2014 Chevrolet Impala LTZ test drive review. Looks like one of these is in our future
If you’re looking for a review of the 2014 Impala by someone who has experience with Impalas, you have come to the right place. Over the years, my wife and I have owned no less than five cars with the leaping deer on the sail panels. If you add close family members, that number easily could be dozens. Right now, my wife has a 2007 Impala, and my daily-driver is a ’96 Impala SS. So when I was given the opportunity to spend a week with an all-new 2014 Impala LTZ, I obviously jumped at the chance.
The first thing that hits you with this car is how nice it has become. Trying to compare the interior to the stark, plasticky confines of my ’96 is just silly, but even compared to my wife’s ’07 it is a night and day difference. This is not typically what you think a Chevrolet should be like. Heck, this car is nicer than most new Cadillacs were five years ago.
How nice? We’re talking six-way power memory seats with lumbar support. We’re talking about a huge power sunroof with rear-seat skylight. We’re talking about heated and cooled leather, and a heated steering wheel. We’re talking about passive entry and keyless start. We’re talking about soothing blue mood lighting. Backup camera? Check. Lane change and collision alert sensors? Check and check. This car had it all.

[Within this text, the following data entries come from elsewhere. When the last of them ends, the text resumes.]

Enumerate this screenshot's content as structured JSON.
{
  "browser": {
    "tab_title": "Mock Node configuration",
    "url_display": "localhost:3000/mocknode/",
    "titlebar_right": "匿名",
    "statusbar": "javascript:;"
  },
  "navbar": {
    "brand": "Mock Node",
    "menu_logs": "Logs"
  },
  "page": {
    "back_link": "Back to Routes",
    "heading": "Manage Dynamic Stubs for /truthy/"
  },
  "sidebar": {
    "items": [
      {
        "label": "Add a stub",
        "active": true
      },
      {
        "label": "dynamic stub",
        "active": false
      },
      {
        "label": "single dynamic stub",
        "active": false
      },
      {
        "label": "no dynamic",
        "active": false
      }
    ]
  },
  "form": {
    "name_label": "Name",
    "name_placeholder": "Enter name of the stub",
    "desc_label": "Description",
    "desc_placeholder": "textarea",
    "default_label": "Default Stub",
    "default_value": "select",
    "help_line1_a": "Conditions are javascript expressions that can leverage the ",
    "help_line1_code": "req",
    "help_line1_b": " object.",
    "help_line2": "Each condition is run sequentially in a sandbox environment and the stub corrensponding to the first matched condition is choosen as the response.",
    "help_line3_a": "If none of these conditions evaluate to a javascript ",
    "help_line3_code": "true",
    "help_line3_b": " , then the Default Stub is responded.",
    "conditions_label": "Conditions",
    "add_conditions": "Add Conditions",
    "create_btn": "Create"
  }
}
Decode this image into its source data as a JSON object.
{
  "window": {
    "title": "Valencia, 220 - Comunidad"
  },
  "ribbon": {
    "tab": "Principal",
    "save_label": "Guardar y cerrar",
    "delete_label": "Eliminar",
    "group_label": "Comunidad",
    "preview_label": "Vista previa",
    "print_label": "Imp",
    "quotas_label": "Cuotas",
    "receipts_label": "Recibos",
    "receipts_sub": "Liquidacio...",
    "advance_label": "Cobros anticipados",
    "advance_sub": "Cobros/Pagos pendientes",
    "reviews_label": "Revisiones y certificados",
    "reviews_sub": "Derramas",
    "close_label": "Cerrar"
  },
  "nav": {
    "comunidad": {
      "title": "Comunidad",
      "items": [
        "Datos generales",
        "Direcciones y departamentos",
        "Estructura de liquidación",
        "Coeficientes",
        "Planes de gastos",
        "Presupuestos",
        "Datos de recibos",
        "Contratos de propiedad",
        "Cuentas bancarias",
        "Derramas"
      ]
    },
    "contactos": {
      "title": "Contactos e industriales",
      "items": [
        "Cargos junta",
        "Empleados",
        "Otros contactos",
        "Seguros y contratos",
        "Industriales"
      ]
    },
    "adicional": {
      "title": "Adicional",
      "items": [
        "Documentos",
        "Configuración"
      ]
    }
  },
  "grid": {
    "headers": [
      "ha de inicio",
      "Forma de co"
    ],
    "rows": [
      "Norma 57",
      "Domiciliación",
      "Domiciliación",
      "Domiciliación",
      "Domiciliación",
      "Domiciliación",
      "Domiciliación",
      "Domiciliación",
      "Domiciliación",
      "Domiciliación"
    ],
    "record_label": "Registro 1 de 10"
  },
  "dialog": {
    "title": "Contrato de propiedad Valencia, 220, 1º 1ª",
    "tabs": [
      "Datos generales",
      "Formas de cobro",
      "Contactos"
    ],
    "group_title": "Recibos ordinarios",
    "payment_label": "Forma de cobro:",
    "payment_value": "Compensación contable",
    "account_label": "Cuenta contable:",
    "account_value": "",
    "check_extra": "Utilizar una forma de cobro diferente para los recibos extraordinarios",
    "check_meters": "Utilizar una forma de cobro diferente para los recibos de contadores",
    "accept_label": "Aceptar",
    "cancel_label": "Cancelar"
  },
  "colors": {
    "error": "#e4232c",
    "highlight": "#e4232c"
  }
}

And if you’re a technophile, you’ll be right at home in the new Impala. Chevy’s MyLink system is run through an eight-inch touch screen. With it, you can operate your GPS, weather maps, Bluetooth and Onstar, climate control, and more. Of course, the stereo is also in there, and you can listed to Sirius/XM, terrestrial radio, or sync it up to your personal mobile devices. The sound pours beautifully from six perfectly-positioned Bose speakers. And surprisingly, it wasn’t even very difficult to figure out—even for me.
This car had the up-level 3.6-liter, direct injection V6 connected to a six-speed transmission. You can find this powertrain in everything from Camaros to Cadillacs these days, and there’s a good reason for that. It is a nice setup, churning out an impressive 305-hp and 264-lb/ft of torque. This car has strong, smooth power throughout the speed range. I never once thought, “Man, this thing could use some more suds.”

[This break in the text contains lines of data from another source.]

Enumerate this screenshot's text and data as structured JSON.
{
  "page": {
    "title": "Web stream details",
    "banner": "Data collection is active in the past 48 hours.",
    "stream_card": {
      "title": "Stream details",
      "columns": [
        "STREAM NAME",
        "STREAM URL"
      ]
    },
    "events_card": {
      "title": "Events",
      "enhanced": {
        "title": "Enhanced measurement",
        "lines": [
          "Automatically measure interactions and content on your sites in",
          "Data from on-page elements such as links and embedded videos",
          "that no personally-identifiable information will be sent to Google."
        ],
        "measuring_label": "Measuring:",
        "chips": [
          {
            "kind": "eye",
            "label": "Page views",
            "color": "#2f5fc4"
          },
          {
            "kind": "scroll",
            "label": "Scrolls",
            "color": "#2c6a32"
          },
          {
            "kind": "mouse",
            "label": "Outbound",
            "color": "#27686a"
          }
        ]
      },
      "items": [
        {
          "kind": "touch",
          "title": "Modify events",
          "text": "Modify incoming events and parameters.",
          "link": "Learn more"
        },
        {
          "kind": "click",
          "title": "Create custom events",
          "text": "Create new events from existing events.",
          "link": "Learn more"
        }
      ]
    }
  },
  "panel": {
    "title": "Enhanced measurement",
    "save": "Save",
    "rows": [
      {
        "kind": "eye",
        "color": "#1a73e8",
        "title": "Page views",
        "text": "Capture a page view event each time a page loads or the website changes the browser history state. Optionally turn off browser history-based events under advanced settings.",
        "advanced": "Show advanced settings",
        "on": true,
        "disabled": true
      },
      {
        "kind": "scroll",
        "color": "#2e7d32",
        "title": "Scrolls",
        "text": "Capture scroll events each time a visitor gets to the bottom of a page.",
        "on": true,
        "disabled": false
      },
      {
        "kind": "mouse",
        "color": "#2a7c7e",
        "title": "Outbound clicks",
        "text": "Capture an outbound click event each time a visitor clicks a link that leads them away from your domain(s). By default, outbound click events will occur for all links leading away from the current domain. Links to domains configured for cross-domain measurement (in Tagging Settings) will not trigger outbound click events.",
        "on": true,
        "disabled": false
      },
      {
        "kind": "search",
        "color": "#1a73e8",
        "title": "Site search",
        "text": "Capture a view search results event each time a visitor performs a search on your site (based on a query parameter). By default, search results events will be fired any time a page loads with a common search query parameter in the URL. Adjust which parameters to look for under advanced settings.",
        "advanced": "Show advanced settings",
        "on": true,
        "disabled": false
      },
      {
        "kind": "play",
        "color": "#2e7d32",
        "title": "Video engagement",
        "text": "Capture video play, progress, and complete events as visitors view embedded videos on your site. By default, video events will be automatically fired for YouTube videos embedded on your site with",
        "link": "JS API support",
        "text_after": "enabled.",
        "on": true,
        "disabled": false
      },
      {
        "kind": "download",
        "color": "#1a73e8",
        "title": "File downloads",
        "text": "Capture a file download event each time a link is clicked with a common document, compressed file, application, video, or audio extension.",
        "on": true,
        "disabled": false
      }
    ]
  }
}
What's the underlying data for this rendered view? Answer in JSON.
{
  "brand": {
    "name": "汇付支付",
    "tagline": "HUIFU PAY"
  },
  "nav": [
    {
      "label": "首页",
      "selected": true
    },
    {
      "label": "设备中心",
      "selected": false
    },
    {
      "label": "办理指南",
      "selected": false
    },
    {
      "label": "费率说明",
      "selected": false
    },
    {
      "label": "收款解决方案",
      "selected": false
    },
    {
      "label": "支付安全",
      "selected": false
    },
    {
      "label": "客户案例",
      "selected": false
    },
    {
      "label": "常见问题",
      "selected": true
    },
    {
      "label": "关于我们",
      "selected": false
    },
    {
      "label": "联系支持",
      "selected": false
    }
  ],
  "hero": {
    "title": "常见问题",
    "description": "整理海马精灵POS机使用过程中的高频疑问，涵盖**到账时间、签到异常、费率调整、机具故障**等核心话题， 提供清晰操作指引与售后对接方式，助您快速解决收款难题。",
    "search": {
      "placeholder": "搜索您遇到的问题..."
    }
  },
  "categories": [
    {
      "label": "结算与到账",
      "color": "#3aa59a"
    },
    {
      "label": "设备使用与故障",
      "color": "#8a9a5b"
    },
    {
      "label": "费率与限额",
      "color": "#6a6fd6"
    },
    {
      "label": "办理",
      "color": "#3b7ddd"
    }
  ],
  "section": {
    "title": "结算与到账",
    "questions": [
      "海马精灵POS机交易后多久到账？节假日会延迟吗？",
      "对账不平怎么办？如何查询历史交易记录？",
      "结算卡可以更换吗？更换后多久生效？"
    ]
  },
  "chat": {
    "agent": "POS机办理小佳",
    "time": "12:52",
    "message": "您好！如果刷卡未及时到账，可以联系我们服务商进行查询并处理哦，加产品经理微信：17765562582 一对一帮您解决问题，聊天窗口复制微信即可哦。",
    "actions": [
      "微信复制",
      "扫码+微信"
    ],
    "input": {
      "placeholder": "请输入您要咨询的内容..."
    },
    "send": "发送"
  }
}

It handles nice too. This car is a front-wheel-drive, so you certainly aren’t going to power fishtail through the turns like you can in my old ’96, but it has its own positive feel. Even compared to the ’07, it corners flatter, and just feels plain better. They have made such huge strides in front-wheel-drive technology lately, I never even wished I was driving something else. This car had 19-inch wheels on Goodyear Eagle RS-A tires (18s and 20s are also available), and I felt it had a great balance between handling and ride quality.
Of course, the thing that most people commented on was the looks. Every single person that came up to talk about it had positive things to say about the appearance. That’s a big improvement over the last generation, which most people think looks like a rental car. All the scoops, creases, and chrome really made this car look substantial. That quarter window is just a thing of beauty.
My wife informed me several times during the course of the week that she will, under no uncertain terms, replace her ’07 Impala with a 2014 Impala soon. This test car was $39,505, so I think she’s going to have to get one with fewer options. But I can’t really blame her for wanting one. This car is extraordinarily nice. The improvement is radical.